Task prompt » In your output, repeat each entry exactly and include no pictures.

BEGIN Material provided

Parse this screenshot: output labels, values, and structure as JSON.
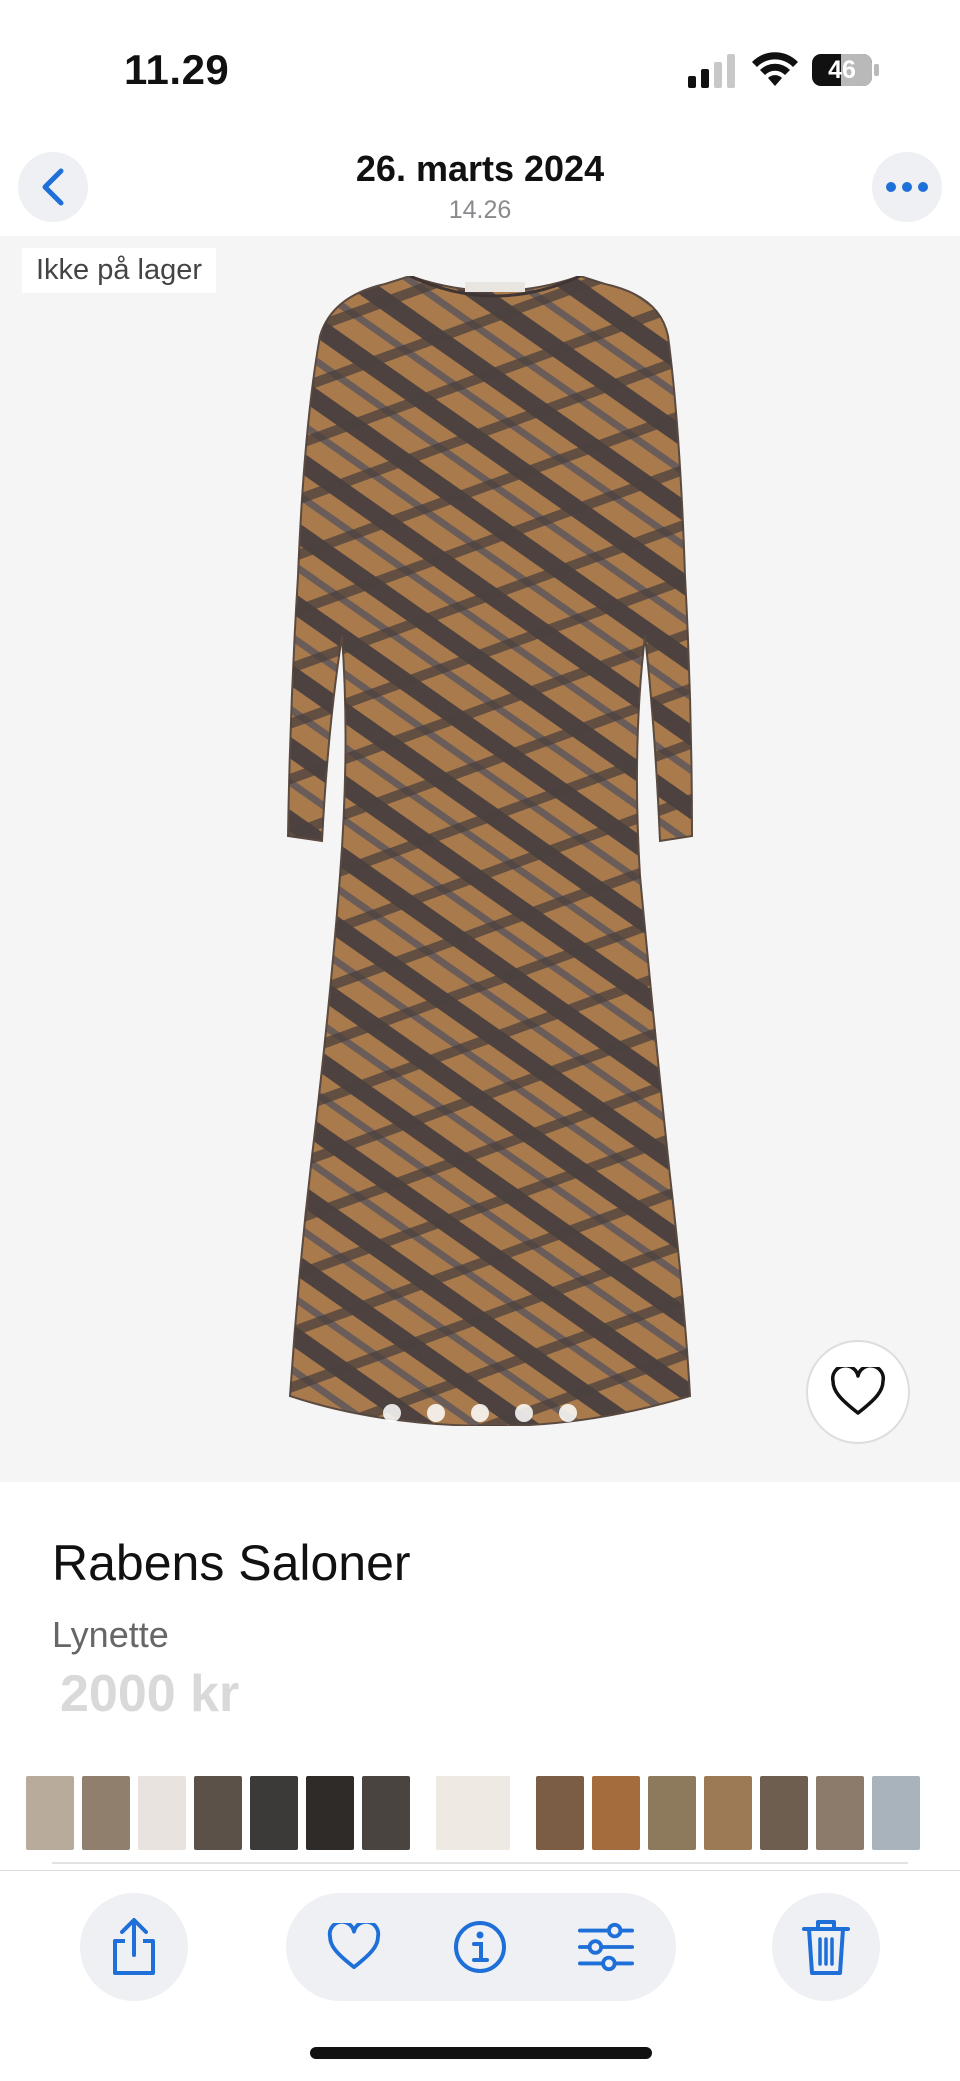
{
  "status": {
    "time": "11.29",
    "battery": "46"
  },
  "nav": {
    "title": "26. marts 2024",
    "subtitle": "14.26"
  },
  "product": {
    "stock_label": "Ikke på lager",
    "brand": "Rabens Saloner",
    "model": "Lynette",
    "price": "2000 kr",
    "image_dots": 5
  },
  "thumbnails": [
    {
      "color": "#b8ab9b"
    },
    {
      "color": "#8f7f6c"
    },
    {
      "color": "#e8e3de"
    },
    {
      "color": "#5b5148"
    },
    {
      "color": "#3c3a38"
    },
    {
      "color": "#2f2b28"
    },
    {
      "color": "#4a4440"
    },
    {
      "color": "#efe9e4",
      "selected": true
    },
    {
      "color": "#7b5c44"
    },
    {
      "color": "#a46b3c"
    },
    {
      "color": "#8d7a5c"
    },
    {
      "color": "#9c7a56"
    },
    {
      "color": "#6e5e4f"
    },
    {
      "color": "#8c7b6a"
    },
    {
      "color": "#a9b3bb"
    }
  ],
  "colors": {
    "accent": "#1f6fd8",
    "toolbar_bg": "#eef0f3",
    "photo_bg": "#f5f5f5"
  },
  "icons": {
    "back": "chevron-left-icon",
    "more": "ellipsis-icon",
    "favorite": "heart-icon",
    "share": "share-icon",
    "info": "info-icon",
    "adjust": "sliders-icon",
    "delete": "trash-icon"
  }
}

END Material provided

Final answer »
Parse this screenshot: output labels, values, and structure as JSON.
{
  "status": {
    "time": "11.29",
    "battery": "46"
  },
  "nav": {
    "title": "26. marts 2024",
    "subtitle": "14.26"
  },
  "product": {
    "stock_label": "Ikke på lager",
    "brand": "Rabens Saloner",
    "model": "Lynette",
    "price": "2000 kr",
    "image_dots": 5
  },
  "thumbnails": [
    {
      "color": "#b8ab9b"
    },
    {
      "color": "#8f7f6c"
    },
    {
      "color": "#e8e3de"
    },
    {
      "color": "#5b5148"
    },
    {
      "color": "#3c3a38"
    },
    {
      "color": "#2f2b28"
    },
    {
      "color": "#4a4440"
    },
    {
      "color": "#efe9e4",
      "selected": true
    },
    {
      "color": "#7b5c44"
    },
    {
      "color": "#a46b3c"
    },
    {
      "color": "#8d7a5c"
    },
    {
      "color": "#9c7a56"
    },
    {
      "color": "#6e5e4f"
    },
    {
      "color": "#8c7b6a"
    },
    {
      "color": "#a9b3bb"
    }
  ],
  "colors": {
    "accent": "#1f6fd8",
    "toolbar_bg": "#eef0f3",
    "photo_bg": "#f5f5f5"
  },
  "icons": {
    "back": "chevron-left-icon",
    "more": "ellipsis-icon",
    "favorite": "heart-icon",
    "share": "share-icon",
    "info": "info-icon",
    "adjust": "sliders-icon",
    "delete": "trash-icon"
  }
}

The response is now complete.